Directions: Copy the records below exactly. Include all of them.

Collected data entries:
===
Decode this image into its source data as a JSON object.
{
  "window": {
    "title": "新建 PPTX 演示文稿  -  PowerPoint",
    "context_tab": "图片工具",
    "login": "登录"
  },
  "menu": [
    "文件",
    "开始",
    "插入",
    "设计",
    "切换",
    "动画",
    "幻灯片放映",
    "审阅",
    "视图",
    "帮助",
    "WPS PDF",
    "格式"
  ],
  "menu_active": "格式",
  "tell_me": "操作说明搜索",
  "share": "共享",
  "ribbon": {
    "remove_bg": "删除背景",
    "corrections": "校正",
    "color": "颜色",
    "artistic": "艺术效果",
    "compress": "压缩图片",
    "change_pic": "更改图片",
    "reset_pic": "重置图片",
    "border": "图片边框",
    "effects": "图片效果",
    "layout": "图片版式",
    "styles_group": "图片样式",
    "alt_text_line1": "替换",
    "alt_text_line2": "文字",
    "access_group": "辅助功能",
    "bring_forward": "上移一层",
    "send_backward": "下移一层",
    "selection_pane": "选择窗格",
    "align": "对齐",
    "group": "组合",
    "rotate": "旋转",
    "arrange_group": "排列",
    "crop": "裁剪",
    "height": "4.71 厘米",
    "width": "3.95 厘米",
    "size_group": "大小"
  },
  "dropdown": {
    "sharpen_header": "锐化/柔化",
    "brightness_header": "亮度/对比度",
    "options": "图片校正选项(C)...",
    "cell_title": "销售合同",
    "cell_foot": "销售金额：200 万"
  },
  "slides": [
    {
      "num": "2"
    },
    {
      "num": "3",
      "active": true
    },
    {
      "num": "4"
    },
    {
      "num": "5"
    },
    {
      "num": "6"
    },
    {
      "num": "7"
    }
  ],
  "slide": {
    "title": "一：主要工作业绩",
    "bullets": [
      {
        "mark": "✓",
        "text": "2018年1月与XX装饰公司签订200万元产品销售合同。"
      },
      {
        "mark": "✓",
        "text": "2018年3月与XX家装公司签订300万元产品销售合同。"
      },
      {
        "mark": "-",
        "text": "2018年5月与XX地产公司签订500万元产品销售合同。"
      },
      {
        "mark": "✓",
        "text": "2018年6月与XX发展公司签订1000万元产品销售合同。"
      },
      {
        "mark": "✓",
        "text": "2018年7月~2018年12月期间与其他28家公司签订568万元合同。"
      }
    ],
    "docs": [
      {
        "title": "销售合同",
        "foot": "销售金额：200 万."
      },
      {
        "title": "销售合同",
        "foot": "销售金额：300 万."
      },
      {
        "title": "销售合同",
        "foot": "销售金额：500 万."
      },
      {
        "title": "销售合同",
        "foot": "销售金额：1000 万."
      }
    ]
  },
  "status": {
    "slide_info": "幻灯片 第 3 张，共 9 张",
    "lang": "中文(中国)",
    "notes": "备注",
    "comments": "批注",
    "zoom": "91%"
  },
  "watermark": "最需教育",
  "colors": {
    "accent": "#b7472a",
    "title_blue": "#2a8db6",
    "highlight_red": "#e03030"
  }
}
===
Finished task:
Decode this image into its source data as a JSON object.
{
  "window": {
    "title": "新建 PPTX 演示文稿  -  PowerPoint",
    "context_tab": "图片工具",
    "login": "登录"
  },
  "menu": [
    "文件",
    "开始",
    "插入",
    "设计",
    "切换",
    "动画",
    "幻灯片放映",
    "审阅",
    "视图",
    "帮助",
    "WPS PDF",
    "格式"
  ],
  "menu_active": "格式",
  "tell_me": "操作说明搜索",
  "share": "共享",
  "ribbon": {
    "remove_bg": "删除背景",
    "corrections": "校正",
    "color": "颜色",
    "artistic": "艺术效果",
    "compress": "压缩图片",
    "change_pic": "更改图片",
    "reset_pic": "重置图片",
    "border": "图片边框",
    "effects": "图片效果",
    "layout": "图片版式",
    "styles_group": "图片样式",
    "alt_text_line1": "替换",
    "alt_text_line2": "文字",
    "access_group": "辅助功能",
    "bring_forward": "上移一层",
    "send_backward": "下移一层",
    "selection_pane": "选择窗格",
    "align": "对齐",
    "group": "组合",
    "rotate": "旋转",
    "arrange_group": "排列",
    "crop": "裁剪",
    "height": "4.71 厘米",
    "width": "3.95 厘米",
    "size_group": "大小"
  },
  "dropdown": {
    "sharpen_header": "锐化/柔化",
    "brightness_header": "亮度/对比度",
    "options": "图片校正选项(C)...",
    "cell_title": "销售合同",
    "cell_foot": "销售金额：200 万"
  },
  "slides": [
    {
      "num": "2"
    },
    {
      "num": "3",
      "active": true
    },
    {
      "num": "4"
    },
    {
      "num": "5"
    },
    {
      "num": "6"
    },
    {
      "num": "7"
    }
  ],
  "slide": {
    "title": "一：主要工作业绩",
    "bullets": [
      {
        "mark": "✓",
        "text": "2018年1月与XX装饰公司签订200万元产品销售合同。"
      },
      {
        "mark": "✓",
        "text": "2018年3月与XX家装公司签订300万元产品销售合同。"
      },
      {
        "mark": "-",
        "text": "2018年5月与XX地产公司签订500万元产品销售合同。"
      },
      {
        "mark": "✓",
        "text": "2018年6月与XX发展公司签订1000万元产品销售合同。"
      },
      {
        "mark": "✓",
        "text": "2018年7月~2018年12月期间与其他28家公司签订568万元合同。"
      }
    ],
    "docs": [
      {
        "title": "销售合同",
        "foot": "销售金额：200 万."
      },
      {
        "title": "销售合同",
        "foot": "销售金额：300 万."
      },
      {
        "title": "销售合同",
        "foot": "销售金额：500 万."
      },
      {
        "title": "销售合同",
        "foot": "销售金额：1000 万."
      }
    ]
  },
  "status": {
    "slide_info": "幻灯片 第 3 张，共 9 张",
    "lang": "中文(中国)",
    "notes": "备注",
    "comments": "批注",
    "zoom": "91%"
  },
  "watermark": "最需教育",
  "colors": {
    "accent": "#b7472a",
    "title_blue": "#2a8db6",
    "highlight_red": "#e03030"
  }
}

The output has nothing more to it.